How do staff and pupils within the department use KPIs?
These are used in three cycles by the teacher to inform the pupils of how they are currently progressing. Teachers update the KPIs every two terms. The first time the KPIs are completed by staff will be at the end of Term 1/start of Term 2. This process will be repeated at the end of term 3/start of term 4 and the start of term 6.
Pupils will have access to the KPIs in lessons. The pupils can use the KPIs to help them inform their progress. Pupils should be able to see whether they are emerging, developing, secure or mastering in the key areas of assessment. Pupils will be able to determine how they are progressing in the following areas: analysing the causes of historical events; analysing the consequences of historical events; analysing the changes throughout history; analysing continuity throughout history; analysing the significance of events and to analyse historical sources.
Where are the KPIs located?
During term 1 pupils across both key stages will be given assessment folders. There are different coloured folders for each year group KPIs will be located in.
Where will assessed work be found?
From term 1 assessment folders will be located in the teaching classroom. Where resources and teaching space allows folders will be located in boxes labelled with the teaching group.
How often will pupils complete an assessed piece of work?
Pupils in KS3 will complete an assessment every term. This will be done when the pupils have completed the course of study. In terms which are longer pupils will complete a mid-term assessment. At the end of the year pupils will complete an end of year assessment.
Pupils in Key Stage 4 will complete regular assessments. Pupils will complete questions based on the GCSE Edexcel 9-1 course. The questions will follow the structure set out in the sample exam papers, past papers, text books or revision guides. Year 10 and 11 pupils will complete mock exams. The timetable for mock exams will follow the school calendar.
What measures does the department complete to ensure the assessment outcomes are accurate?
Post marking of assessments a selection will be reviewed. On Monday following the marking of assessments staff will complete a “moderation Monday”. During this meeting quality assurance process will take place. Members of the department will select pieces of work and re mark them. This mark and the original mark will be compared. A discussion will then take place about the differences and similarities. Any issues with marking should then be made apparent. Appropriate action then to make adjustments or corrections then can be made.
Rationale behind marking within your department.
Post marking of papers pupils are returned their assessments.

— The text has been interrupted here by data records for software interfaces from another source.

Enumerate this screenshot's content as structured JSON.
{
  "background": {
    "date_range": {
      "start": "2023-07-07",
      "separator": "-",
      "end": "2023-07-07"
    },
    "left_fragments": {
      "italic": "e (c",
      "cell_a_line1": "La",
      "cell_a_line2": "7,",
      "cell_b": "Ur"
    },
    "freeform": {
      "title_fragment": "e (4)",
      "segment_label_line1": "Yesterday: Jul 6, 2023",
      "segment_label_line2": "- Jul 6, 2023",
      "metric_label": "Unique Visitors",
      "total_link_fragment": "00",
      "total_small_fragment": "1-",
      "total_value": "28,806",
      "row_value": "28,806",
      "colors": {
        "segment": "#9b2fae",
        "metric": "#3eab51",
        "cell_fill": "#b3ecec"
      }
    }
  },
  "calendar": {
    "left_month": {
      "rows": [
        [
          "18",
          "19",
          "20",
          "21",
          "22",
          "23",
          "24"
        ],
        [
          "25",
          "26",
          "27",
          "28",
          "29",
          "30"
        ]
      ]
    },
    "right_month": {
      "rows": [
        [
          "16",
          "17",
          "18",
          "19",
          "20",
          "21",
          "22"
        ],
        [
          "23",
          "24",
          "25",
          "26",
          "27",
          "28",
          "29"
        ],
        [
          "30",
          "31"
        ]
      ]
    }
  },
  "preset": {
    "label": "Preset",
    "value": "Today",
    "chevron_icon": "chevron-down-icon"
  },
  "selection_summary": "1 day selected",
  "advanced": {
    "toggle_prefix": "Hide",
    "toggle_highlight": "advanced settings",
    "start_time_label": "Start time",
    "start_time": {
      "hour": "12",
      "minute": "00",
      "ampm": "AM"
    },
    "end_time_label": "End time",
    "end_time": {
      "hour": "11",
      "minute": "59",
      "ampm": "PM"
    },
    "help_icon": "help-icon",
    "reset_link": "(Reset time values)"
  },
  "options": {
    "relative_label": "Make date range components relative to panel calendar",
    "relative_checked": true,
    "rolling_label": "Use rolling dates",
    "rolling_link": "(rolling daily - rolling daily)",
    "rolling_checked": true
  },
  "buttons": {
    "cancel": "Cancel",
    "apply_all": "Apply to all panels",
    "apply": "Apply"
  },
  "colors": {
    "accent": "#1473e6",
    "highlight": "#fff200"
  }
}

The assessment is then analysed by the pupil. The pupil should complete a feedback form. The form will allow the pupil to reflect on their learning and make corrections.